MX: Online Sense of Community, Model

Based on the reading, Josh and I (and another member from a different team) began to uncover the differences between communities in the physical realm, and those on the internet. Using the same four psychological elements discussed in the McMIllan & Chavis's theory, we uncovered the Psychological Sense of Web Community and what it might look like in terms of examples.

In terms of boundaries certain expertise and technological language barriers could divide members (we are a community of mac users, and PC users are not allowed), or even more specifically to keeping a community "separate" from other communities (and/or excluding non-members) is a log-in & password system.

and furthering the idea of online security, we can see that emotional safety parallels such boundaries. my comfort level on facebook is linked with my profile accessibility, for instance those i allow to view "me" are those i am comfortable with. And to counter this example, chat rooms do not feel like communities because of the anonymity aspect (i can distance myself).

to feel a sense of belonging there somehow exists a sense of remembrance (as much as a website can remember). caches remember my name, my information, my likes and dislikes (pandora knows i don't like radiohead playing on my fleet foxes radio). even email alerts reminding me of things lets me know, "hey member, you belong."

a key factor of web 2.0's definition is essentially all that personal investment entails. contributing to a blog, rating/voting/comments/feedback, and customization (information and aesthetics) are obvious ways we invest in the web and online communities. See: the design of my blog, the feedback I leave on ebay, the comments i leave on articles).

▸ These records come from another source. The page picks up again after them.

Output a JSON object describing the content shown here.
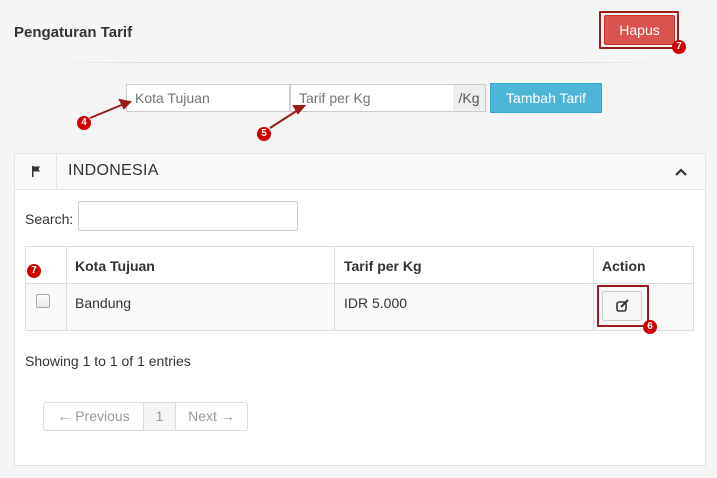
{
  "header": {
    "title": "Pengaturan Tarif",
    "delete_label": "Hapus"
  },
  "form": {
    "city_placeholder": "Kota Tujuan",
    "rate_placeholder": "Tarif per Kg",
    "unit_addon": "/Kg",
    "add_label": "Tambah Tarif"
  },
  "panel": {
    "title": "INDONESIA",
    "search_label": "Search:",
    "search_value": "",
    "columns": [
      "",
      "Kota Tujuan",
      "Tarif per Kg",
      "Action"
    ],
    "rows": [
      {
        "city": "Bandung",
        "rate": "IDR 5.000"
      }
    ],
    "info": "Showing 1 to 1 of 1 entries",
    "pagination": {
      "prev": "← Previous",
      "page": "1",
      "next": "Next →"
    }
  },
  "markers": [
    "4",
    "5",
    "6",
    "7",
    "7"
  ],
  "colors": {
    "danger": "#d9534f",
    "info": "#4db6d8",
    "marker": "#cc0000"
  }
}
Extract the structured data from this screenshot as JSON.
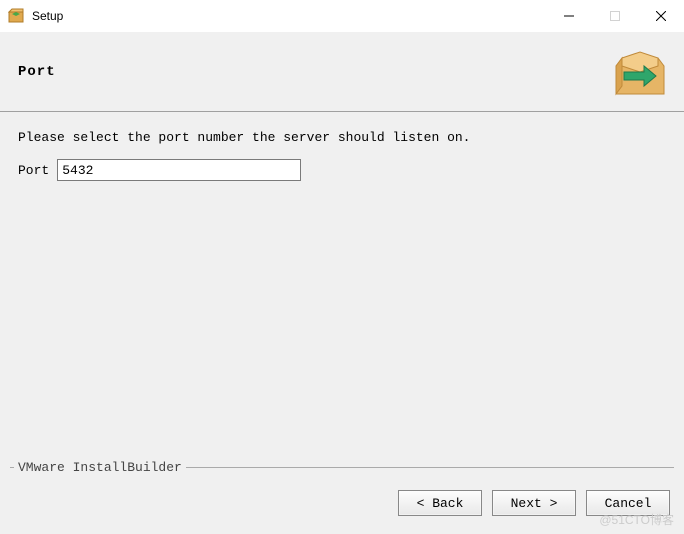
{
  "window": {
    "title": "Setup"
  },
  "header": {
    "heading": "Port"
  },
  "content": {
    "instruction": "Please select the port number the server should listen on.",
    "port_label": "Port",
    "port_value": "5432"
  },
  "footer": {
    "builder_label": "VMware InstallBuilder",
    "back_label": "< Back",
    "next_label": "Next >",
    "cancel_label": "Cancel"
  },
  "watermark": "@51CTO博客"
}
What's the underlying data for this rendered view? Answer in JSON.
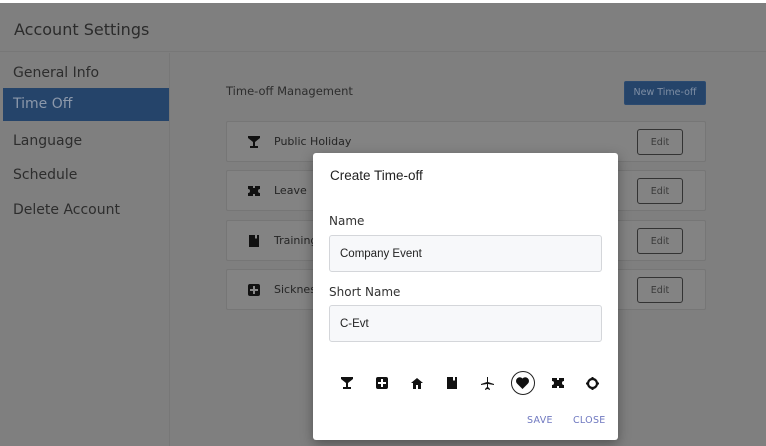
{
  "header": {
    "title": "Account Settings"
  },
  "sidebar": {
    "items": [
      {
        "label": "General Info"
      },
      {
        "label": "Time Off",
        "active": true
      },
      {
        "label": "Language"
      },
      {
        "label": "Schedule"
      },
      {
        "label": "Delete Account"
      }
    ]
  },
  "main": {
    "title": "Time-off Management",
    "new_button": "New Time-off",
    "edit_label": "Edit",
    "rows": [
      {
        "label": "Public Holiday",
        "icon": "cocktail-icon"
      },
      {
        "label": "Leave",
        "icon": "ticket-icon"
      },
      {
        "label": "Training",
        "icon": "book-icon"
      },
      {
        "label": "Sickness",
        "icon": "medical-plus-icon"
      }
    ]
  },
  "modal": {
    "title": "Create Time-off",
    "name_label": "Name",
    "name_value": "Company Event",
    "short_label": "Short Name",
    "short_value": "C-Evt",
    "icons": [
      "cocktail-icon",
      "medical-plus-icon",
      "home-icon",
      "book-icon",
      "airplane-icon",
      "heart-icon",
      "ticket-icon",
      "gear-icon"
    ],
    "selected_icon": "heart-icon",
    "save": "SAVE",
    "close": "CLOSE"
  },
  "colors": {
    "accent": "#25446a",
    "action": "#6f78c0"
  }
}
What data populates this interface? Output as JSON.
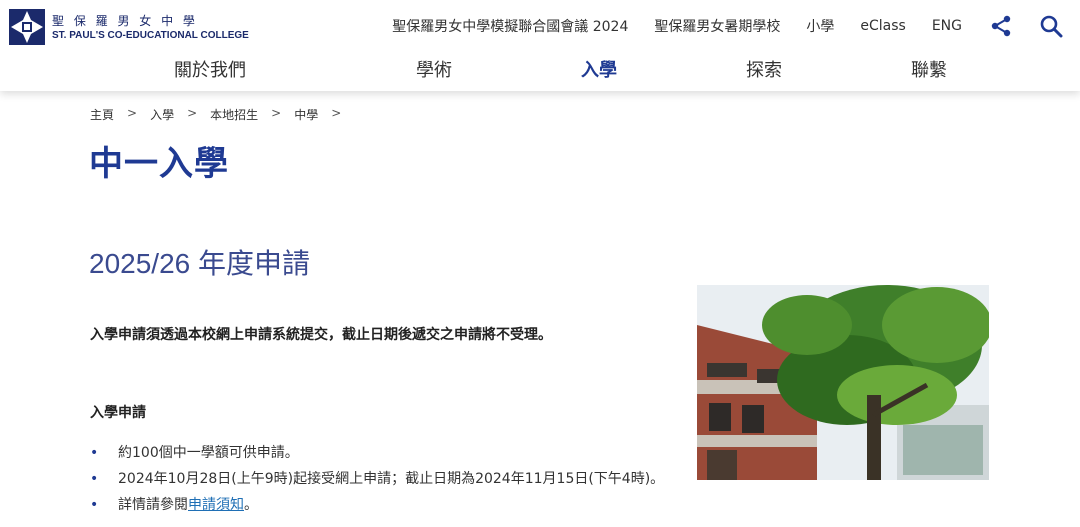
{
  "header": {
    "logo_cn": "聖 保 羅 男 女 中 學",
    "logo_en": "ST. PAUL'S CO-EDUCATIONAL COLLEGE",
    "utility_links": [
      "聖保羅男女中學模擬聯合國會議 2024",
      "聖保羅男女暑期學校",
      "小學",
      "eClass",
      "ENG"
    ],
    "icons": {
      "share": "share-icon",
      "search": "search-icon"
    }
  },
  "nav": {
    "items": [
      {
        "label": "關於我們",
        "active": false
      },
      {
        "label": "學術",
        "active": false
      },
      {
        "label": "入學",
        "active": true
      },
      {
        "label": "探索",
        "active": false
      },
      {
        "label": "聯繫",
        "active": false
      }
    ]
  },
  "breadcrumb": {
    "items": [
      "主頁",
      "入學",
      "本地招生",
      "中學"
    ],
    "separator": ">"
  },
  "page": {
    "title": "中一入學",
    "section_title": "2025/26 年度申請",
    "notice": "入學申請須透過本校網上申請系統提交，截止日期後遞交之申請將不受理。",
    "sub_heading": "入學申請",
    "bullets": [
      "約100個中一學額可供申請。",
      "2024年10月28日(上午9時)起接受網上申請；截止日期為2024年11月15日(下午4時)。"
    ],
    "bullet3_prefix": "詳情請參閱",
    "bullet3_link": "申請須知",
    "bullet3_suffix": "。"
  },
  "colors": {
    "brand_blue": "#1f3a93",
    "link_blue": "#1f6fb5"
  }
}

To unite us as members, I'll refer back to the reading again and say that memes are our uniting symbols. Like the "pig" and "the man" was to The Black Panther Party, I also share signs with my fellow member like "tweet," "poke," and ":)".

the ability to discuss, comment, and have a dialogue with members, is rooted in the web 2.0 infrastructure. Member curated content that is editable, and supplying simple feedback are good examples of how online members can influence one another.

Fulfillment of Needs:
the mere fact that many of us join web communities to combact the issue of space serves as a good example of our "needs" being met. i need to buy something not in KC, and i can because of ebay; or i want to talk to my friends from high school, and i can because of facebook. the internet is about our need for information, and the rapid collecting of it. i access the web because it can do that much easier than books, catalogs, or newspapers.

Shared Emotional Connections:
to the effect of honor, etsy has a "featured shop" and ebay gives different star colors to describe what kind of user you are. Some websites even mark an anniversary dates "Google has been around for this long!" or celebrate the power of their members by reaching certain goals (donation amounts, impacts on issues, etc.)